Aristotle was convinced that the embryo was formed by the 'matter' of the female and the 'form' of the male. The 'form' creates a complete embryo out of the 'matter'. He also learned that the fetus was alive as soon as it was completely formed, or as Philo later put it: "already shaped and all the limbs have their proper qualities and places in the system". This theory was soon accepted and influenced the idea of the moral status of the embryo. The result of this new theory is presented in the LXX version of Exod.xxi 22-23: if one causes an abortion of an embryo that is unformed, a fine has to be paid. But If one has caused an abortion of a formed fetus, one is guilty of murder. ACBR Later commentaries: In their commentaries, Philo and Josephus closely follow the LXX-reading. However both are aware that the protasis does not reflect a realistic situation and both freely interpolate an actual situation into it. Philo interprets the first two verses as a law against abortion and Josephus does the same. The lex talionis in the vv. 24-25 is not regarded as a part of the law and has no influence on the interpretation of the vv. 22-23 by Philo. The aberatio ictus, the missing blow In tannaitic exegesis the Hebrew reading is used. The last two verses (vss. 24-25) have no influence on the interpretation of the law of the pregnant woman either. Their interpretation of the first verses is interesting. The tannaim used the wording of the existing law in the discussion to legitimate therapeutic abortion. In the discussion about the function of Exod.xxi, 22 in the Mekhilta d'Rabbi Ishmael a variant of the 'pursuer-argument' was read into the protasis of Exod. xxi, 22, the aberratio ictus. This is a situation in which person A wanted to hit B, but missed and struck C. It could also be a situation in which A wanted to hit B and not only struck B, but also C.  In tannaitic exegesis the aberratio ictus is introduced in a special setting of a pregnant woman in need of a therapeutic abortion. The woman is not in danger of fighting men, but of her premature pregnancy. So, in this situation, the physician is the onlooker and the illness caused by her pregnancy is the pursuer. The physician (A) saves the woman (B) from her pursuer (C), but he kills the fetus (D) too. 

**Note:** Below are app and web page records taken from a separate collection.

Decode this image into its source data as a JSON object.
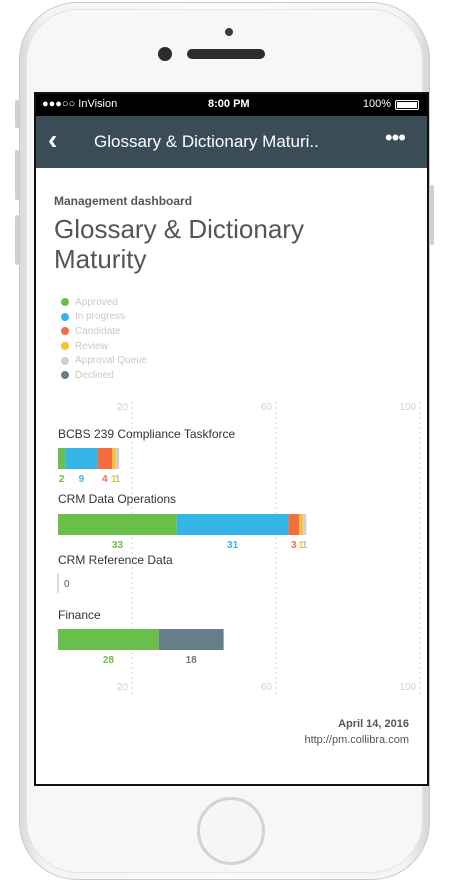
{
  "status_bar": {
    "carrier": "●●●○○ InVision",
    "time": "8:00 PM",
    "battery": "100%"
  },
  "nav": {
    "title": "Glossary & Dictionary Maturi..",
    "back_icon": "chevron-left-icon",
    "more_icon": "ellipsis-icon"
  },
  "header": {
    "subtitle": "Management dashboard",
    "title": "Glossary & Dictionary Maturity"
  },
  "legend": [
    {
      "label": "Approved",
      "color": "#6abf4b"
    },
    {
      "label": "In progress",
      "color": "#35b5e5"
    },
    {
      "label": "Candidate",
      "color": "#f26e3f"
    },
    {
      "label": "Review",
      "color": "#fbbf32"
    },
    {
      "label": "Approval Queue",
      "color": "#d0d0d0"
    },
    {
      "label": "Declined",
      "color": "#667d8a"
    }
  ],
  "chart_data": {
    "type": "bar",
    "orientation": "horizontal",
    "stacked": true,
    "x_ticks": [
      20,
      60,
      100
    ],
    "xlim": [
      0,
      100
    ],
    "grid": true,
    "categories": [
      "BCBS 239 Compliance Taskforce",
      "CRM Data Operations",
      "CRM Reference Data",
      "Finance"
    ],
    "series": [
      {
        "name": "Approved",
        "values": [
          2,
          33,
          0,
          28
        ]
      },
      {
        "name": "In progress",
        "values": [
          9,
          31,
          0,
          0
        ]
      },
      {
        "name": "Candidate",
        "values": [
          4,
          3,
          0,
          0
        ]
      },
      {
        "name": "Review",
        "values": [
          1,
          1,
          0,
          0
        ]
      },
      {
        "name": "Approval Queue",
        "values": [
          1,
          1,
          0,
          0
        ]
      },
      {
        "name": "Declined",
        "values": [
          0,
          0,
          0,
          18
        ]
      }
    ],
    "zero_labels": [
      false,
      false,
      true,
      false
    ]
  },
  "footer": {
    "date": "April 14, 2016",
    "url": "http://pm.collibra.com"
  }
}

Conclusion: Whatever the exact wording and meaning of the original law of Exod. xxi, 22-23 once was is not complete clear. The original wording of the law is lost and the meaning of the law was preserved in an oral tradition. One realized that the text was corrupted en the original law protected pregnant women (slaves) in general. Nevertheles the law had a meaning in social life because of a great oral tradition that is connected with it. Moreover, it has been demonstrated that translations and commentaries show a clear development in the meaning of the law. Actual situations are freely interpolated in the protasis. Later on this text was an instrument for law-givers to protect the pregnant woman in several cultures and in different situations. ACBR Does this imply that searching for the original meaning is a waste of time? No, to the present writers mind this makes sense. Searching for the original law implies studying the origins of a development that in its turn brings to light the methods and principles that were used. This study shows that the law was regarded as a changeable law, a law that could make sense in actual everyday life. The ‘clumsy’ wording of the law may be the reason hat this law in different times and different situation was influenced by cultural developments. Gradually the meaning of the law changed from a law that protected pregnant female slaves to a law that protected pregnant women in general, specially in the diaspora. Influenced by socio-, philosophical changes and last but not least by medical development this law became the locus classicus for the protection of the pregnant woman and her unborn child. 

 

Dr. J.G. te Lindert, august 2015